“We were P10 at one point today, but it was hard to see how we could’ve been much higher than that,” Ricciardo says.

Holland was the mid-point of an F1 triple-header and teams now head to Monza in Italy, where Mercedes should have the quicker car and Hamilton is heading to a run of circuits – including Sochi in Russia – where he can apply even more pressure to Verstappen in the title fight.

“I will of course celebrate at home this evening, but Monza is just around the corner and the championship fight is tight, so I want to make sure we perform at our best,” says Verstappen.

Mercedes team boss Toto Wolff is already planning ahead for the Italian Grand Prix, which will include a ‘qualifying sprint’ for the second time in 2021 after the success of the new format at Silverstone.

“P2 and P3 is a solid result and good points for us, so now we look to Monza. I’m sure it’s going to be another close weekend and an exciting fight. It’s a very different track and the Sprint Qualifying format returns, so we could see a bit of a different story. Let’s see how it goes,” says Wolff.


  1. Max Verstappen, Red Bull
  2. Lewis Hamilton, Mercedes
  3. Valtteri Bottas, Mercedes
  4. Pierre Gasly, AlphaTauri
  5. Charles Leclerc, Ferrari
  6. Fernando Alonso, Alpine
  7. Carlos Sainz, Ferrari
  8. Sergio Perez, Red Bull
  9. Esteban Ocon, Alpine
  10. Lando Norris, McLaren
  11. Daniel Ricciardo, McLaren
  12. Lance Stroll, Aston Martin
  13. Sebastian Vettel, Aston Martin
  14. Antonio Giovinazzi, Alfa Romeo
  15. Robert Kubica, Alfa Romeo
  16. Nicholas Latifi, Williams
  17. George Russell, Williams, DNF
  18. Mick Schumacher, Haas
  19. Yuki Tsunoda, AlphaTauri, DNF
  20. Nikita Mazepin, Hass, DNF

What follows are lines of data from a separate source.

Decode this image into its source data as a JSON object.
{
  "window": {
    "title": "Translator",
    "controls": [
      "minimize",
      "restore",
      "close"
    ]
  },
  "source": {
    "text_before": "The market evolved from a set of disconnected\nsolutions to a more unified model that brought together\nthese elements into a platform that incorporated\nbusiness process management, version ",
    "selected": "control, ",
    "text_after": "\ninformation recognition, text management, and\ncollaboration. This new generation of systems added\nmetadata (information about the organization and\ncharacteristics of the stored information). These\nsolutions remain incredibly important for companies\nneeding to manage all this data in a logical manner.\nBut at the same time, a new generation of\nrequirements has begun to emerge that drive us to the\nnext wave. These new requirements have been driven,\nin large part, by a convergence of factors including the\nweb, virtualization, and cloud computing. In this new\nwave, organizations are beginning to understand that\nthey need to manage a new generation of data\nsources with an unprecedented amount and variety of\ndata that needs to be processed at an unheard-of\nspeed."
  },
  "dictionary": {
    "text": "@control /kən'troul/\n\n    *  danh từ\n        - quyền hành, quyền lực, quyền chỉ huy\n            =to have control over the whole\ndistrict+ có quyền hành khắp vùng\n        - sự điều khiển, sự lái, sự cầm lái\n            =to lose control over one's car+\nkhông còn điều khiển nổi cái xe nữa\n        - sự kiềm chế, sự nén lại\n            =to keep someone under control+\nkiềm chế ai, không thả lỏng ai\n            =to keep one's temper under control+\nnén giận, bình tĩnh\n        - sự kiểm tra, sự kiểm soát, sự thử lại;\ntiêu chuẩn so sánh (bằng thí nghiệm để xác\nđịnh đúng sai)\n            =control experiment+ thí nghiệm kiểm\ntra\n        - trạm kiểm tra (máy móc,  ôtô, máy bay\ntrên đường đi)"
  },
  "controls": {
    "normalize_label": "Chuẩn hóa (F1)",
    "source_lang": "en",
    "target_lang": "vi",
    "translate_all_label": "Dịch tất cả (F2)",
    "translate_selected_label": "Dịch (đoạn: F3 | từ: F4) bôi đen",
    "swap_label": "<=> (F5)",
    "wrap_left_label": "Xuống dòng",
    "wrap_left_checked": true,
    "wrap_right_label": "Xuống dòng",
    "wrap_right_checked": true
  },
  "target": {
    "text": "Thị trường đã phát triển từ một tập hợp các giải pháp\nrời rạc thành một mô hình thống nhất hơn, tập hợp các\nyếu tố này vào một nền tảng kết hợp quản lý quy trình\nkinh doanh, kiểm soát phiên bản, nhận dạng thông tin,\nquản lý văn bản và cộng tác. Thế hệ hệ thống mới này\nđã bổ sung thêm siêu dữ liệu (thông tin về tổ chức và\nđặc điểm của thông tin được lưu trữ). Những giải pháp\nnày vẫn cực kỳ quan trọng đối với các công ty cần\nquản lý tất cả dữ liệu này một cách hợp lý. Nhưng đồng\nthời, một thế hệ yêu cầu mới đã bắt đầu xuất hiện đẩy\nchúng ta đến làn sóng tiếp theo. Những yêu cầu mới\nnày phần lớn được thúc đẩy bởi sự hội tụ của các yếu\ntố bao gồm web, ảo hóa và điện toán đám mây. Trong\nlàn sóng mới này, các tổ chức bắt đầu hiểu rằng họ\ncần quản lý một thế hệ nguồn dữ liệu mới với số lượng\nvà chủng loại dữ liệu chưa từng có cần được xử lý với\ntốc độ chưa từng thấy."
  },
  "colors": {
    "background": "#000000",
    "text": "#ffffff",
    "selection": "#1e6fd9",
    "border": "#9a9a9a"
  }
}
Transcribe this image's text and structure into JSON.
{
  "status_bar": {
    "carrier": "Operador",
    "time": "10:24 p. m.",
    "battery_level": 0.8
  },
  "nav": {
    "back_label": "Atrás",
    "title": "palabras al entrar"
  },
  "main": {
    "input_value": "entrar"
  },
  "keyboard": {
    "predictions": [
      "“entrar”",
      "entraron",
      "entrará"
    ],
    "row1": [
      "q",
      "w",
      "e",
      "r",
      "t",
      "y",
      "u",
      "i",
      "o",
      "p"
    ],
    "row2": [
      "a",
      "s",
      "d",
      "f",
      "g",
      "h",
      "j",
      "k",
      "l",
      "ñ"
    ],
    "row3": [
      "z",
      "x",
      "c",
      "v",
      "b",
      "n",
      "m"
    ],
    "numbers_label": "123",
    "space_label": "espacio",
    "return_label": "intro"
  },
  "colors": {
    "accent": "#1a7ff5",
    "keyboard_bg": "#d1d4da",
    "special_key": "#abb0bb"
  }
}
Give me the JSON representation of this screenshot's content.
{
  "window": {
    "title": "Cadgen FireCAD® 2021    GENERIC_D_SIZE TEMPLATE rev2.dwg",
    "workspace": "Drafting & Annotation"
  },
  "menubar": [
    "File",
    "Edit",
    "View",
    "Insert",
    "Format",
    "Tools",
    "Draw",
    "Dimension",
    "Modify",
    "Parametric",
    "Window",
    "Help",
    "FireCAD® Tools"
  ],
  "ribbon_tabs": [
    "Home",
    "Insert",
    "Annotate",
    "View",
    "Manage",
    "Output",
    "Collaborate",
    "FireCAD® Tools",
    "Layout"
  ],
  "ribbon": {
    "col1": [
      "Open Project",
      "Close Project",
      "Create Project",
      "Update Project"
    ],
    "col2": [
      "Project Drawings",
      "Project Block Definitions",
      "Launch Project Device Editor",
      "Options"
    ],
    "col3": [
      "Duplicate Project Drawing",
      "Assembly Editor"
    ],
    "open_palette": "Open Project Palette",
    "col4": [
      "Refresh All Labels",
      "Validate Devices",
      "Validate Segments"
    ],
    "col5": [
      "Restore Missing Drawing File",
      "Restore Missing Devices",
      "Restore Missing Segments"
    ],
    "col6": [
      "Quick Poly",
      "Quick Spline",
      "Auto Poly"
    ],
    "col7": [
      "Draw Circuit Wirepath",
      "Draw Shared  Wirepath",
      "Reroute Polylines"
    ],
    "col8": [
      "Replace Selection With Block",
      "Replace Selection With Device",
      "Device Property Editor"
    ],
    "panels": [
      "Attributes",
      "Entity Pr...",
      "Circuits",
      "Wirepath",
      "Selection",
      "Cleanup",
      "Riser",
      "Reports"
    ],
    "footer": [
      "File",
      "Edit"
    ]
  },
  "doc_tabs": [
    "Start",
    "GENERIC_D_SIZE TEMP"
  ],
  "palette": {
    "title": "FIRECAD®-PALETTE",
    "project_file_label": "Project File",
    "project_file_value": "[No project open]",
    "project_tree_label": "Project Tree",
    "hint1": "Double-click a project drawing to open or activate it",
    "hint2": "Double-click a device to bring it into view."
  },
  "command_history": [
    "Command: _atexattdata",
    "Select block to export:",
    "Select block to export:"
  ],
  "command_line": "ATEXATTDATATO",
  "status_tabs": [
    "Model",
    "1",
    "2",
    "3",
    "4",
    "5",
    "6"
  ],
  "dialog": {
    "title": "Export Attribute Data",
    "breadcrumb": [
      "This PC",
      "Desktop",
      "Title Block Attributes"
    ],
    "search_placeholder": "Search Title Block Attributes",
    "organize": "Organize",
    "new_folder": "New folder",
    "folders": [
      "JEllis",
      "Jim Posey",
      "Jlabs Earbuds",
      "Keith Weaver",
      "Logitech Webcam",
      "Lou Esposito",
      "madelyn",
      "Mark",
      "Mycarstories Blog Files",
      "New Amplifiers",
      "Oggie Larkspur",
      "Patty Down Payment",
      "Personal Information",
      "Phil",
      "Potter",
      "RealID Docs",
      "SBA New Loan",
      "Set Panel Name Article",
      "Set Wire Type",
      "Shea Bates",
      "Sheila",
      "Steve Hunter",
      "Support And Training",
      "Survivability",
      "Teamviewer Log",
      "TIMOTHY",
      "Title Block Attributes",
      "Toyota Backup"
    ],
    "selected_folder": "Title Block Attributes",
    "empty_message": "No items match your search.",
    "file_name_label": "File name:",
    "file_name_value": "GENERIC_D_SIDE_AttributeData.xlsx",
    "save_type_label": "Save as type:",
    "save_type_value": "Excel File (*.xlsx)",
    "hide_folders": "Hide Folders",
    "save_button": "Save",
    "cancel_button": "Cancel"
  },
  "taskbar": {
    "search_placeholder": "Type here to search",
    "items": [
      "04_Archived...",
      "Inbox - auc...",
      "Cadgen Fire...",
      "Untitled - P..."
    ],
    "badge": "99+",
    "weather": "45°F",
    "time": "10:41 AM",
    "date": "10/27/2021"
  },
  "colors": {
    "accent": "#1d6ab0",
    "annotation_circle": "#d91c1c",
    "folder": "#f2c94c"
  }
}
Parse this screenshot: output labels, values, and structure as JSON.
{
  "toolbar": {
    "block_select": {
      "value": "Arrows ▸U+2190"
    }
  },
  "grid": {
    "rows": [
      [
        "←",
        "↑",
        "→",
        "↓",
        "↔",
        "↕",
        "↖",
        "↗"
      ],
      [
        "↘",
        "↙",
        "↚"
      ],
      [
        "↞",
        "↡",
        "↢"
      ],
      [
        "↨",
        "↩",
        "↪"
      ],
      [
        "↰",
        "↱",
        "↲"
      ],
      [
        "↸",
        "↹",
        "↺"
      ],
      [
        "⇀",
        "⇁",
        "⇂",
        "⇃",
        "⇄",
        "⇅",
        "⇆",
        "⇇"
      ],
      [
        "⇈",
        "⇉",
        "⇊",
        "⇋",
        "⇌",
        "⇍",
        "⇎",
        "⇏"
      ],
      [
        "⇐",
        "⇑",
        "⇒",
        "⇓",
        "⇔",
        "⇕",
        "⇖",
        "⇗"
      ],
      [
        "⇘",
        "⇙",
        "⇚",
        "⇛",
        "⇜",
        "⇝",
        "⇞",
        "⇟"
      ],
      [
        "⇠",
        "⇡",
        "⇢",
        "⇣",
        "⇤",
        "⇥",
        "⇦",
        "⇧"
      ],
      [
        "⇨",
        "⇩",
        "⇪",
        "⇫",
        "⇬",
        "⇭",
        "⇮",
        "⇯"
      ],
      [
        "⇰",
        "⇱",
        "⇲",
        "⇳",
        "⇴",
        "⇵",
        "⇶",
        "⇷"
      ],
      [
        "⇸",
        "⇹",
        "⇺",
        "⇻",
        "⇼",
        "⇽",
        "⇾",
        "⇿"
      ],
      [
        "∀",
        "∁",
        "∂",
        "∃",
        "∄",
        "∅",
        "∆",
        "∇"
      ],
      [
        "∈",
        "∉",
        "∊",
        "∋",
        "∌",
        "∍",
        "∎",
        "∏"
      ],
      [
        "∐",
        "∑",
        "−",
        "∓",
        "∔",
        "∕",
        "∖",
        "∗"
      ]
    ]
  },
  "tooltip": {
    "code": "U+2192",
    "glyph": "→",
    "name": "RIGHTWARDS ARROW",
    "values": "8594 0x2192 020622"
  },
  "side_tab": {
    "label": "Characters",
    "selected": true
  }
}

1. Verstappen, 224.5; 2. Hamilton, 221.5; 3. Bottas, 123; 4. Norris, 114; 5. Perez, 108; 6. Leclerc, 92; 7. Sainz, 89.5; 8. Gasly, 66; 9. Ricciardo, 56; 10. Alonso, 46.